__Task to complete__: Search the records for the string "PAYMENT" and copy every line where it turns up.

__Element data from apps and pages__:
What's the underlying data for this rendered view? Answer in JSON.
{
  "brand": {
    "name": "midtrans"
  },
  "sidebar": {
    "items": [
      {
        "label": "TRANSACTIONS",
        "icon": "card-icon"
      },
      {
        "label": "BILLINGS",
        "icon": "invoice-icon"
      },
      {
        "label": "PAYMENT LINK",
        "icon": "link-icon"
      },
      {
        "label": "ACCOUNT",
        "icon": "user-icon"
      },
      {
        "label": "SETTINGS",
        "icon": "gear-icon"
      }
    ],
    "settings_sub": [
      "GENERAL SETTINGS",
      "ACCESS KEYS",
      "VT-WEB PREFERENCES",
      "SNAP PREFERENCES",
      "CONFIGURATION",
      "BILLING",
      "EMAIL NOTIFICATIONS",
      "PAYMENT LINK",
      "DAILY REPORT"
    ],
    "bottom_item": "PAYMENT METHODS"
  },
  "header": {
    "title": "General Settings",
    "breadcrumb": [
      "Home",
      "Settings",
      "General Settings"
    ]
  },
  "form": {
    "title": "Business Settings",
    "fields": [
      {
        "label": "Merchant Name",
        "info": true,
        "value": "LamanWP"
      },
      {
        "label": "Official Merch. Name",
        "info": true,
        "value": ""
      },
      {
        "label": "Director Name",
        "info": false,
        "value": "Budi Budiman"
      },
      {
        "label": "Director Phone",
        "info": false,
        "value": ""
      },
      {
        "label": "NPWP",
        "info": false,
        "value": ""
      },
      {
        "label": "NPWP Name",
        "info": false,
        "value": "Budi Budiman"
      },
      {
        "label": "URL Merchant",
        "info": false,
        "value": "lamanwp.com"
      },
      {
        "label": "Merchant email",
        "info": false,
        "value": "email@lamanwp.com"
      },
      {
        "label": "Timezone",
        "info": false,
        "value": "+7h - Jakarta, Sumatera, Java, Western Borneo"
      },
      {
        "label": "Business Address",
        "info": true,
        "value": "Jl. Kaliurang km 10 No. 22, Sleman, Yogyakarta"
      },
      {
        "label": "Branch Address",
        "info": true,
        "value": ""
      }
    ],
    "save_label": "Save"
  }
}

__Answer section__:
        "label": "PAYMENT LINK",
      "PAYMENT LINK",
    "bottom_item": "PAYMENT METHODS"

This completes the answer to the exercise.